Out of the box, ready to go, simple startup to working prototype. I've build an expansion PCB for this little guy and after soldering the connectors on this board, just a quick plug in to the expansion board and I'm off running utility applications. Makes a great little RAD board using MicroPython for in-house support tools.
After programming microcontrollers for years (decades) in assembly and C, I took the plunge some months ago and moved to this board. Knowing (and loving) python already was admittedly a big incentive but I was concerned about being able to do my complex microcontroller project all in Python: SPI, I2C, serial, CAN, RTC, flash memory, eeprom, i/o expanders, ADC, you name it, I pretty much use all features. I now have all my code ported over and am only at 75 % of RAM. I don't know how the developers performed this magic, but it is a wonder. And development time is an order of magnitude faster, maybe 2 orders. It does have its quirks, but what doesn't. The only negative about it is the difficulty of using I2C in interrupt-driven slave mode, but I have a workaround for the limited times I need that.
... If any complaint , it is that the board is wider that most .. Completely covers breadboard ...

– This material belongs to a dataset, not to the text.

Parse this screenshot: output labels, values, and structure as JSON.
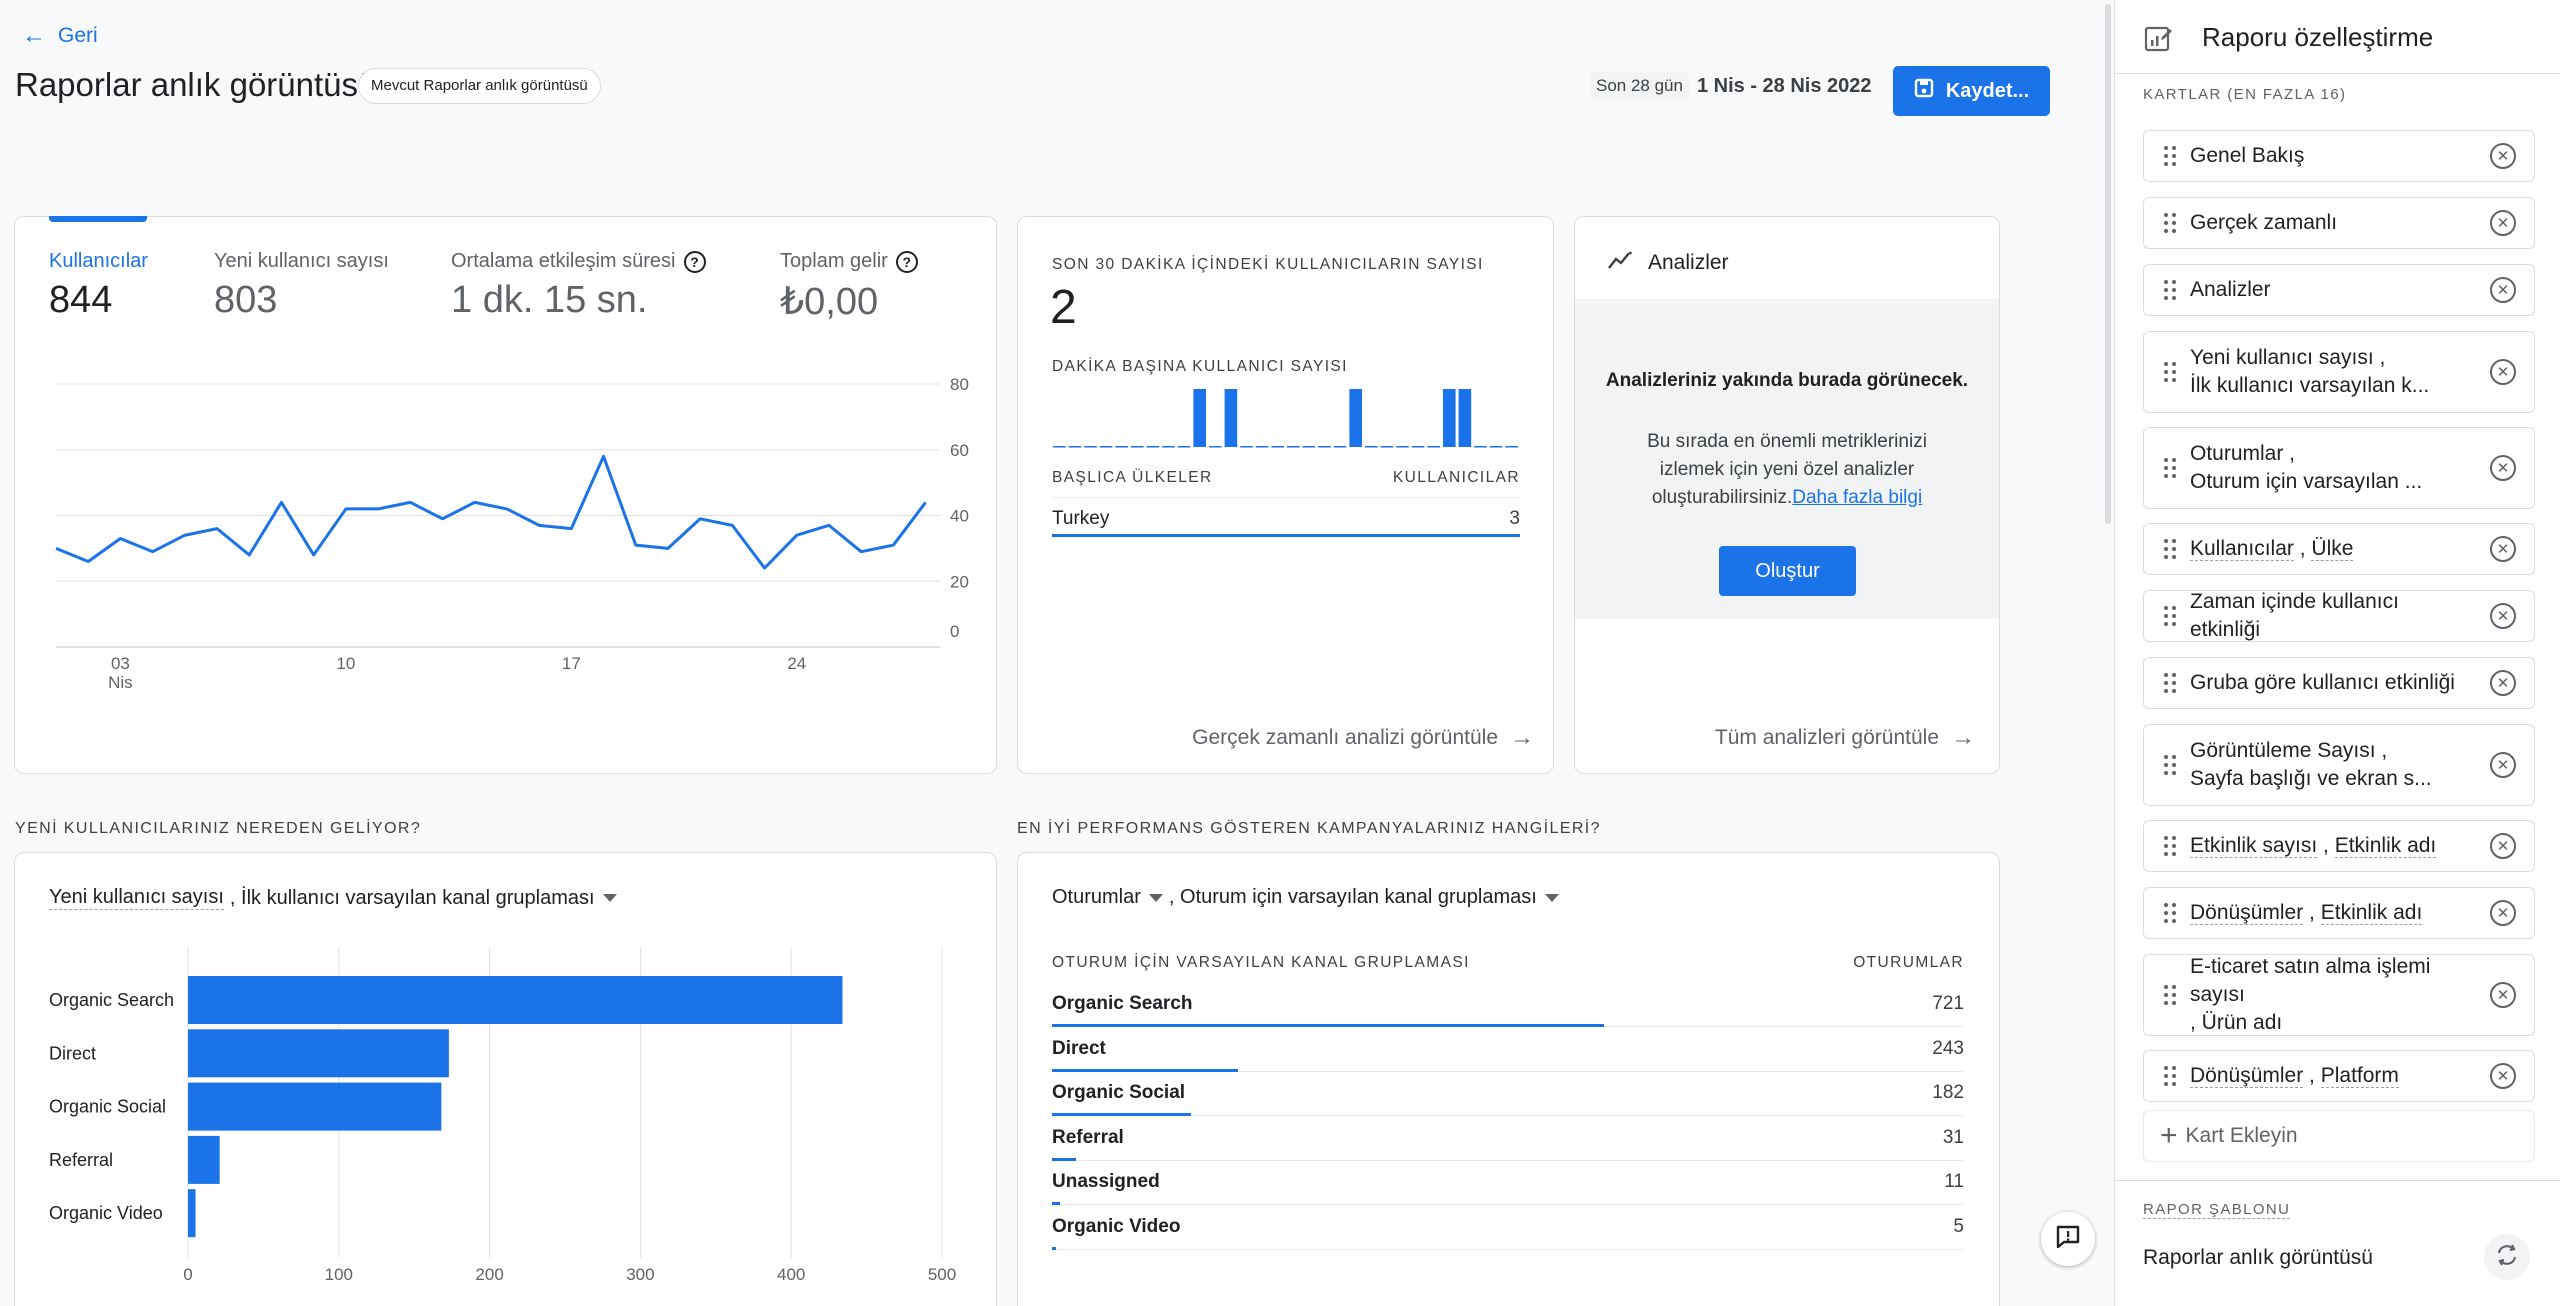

Awesome board, great service from SparkFun. Works out of the box, pretty well made.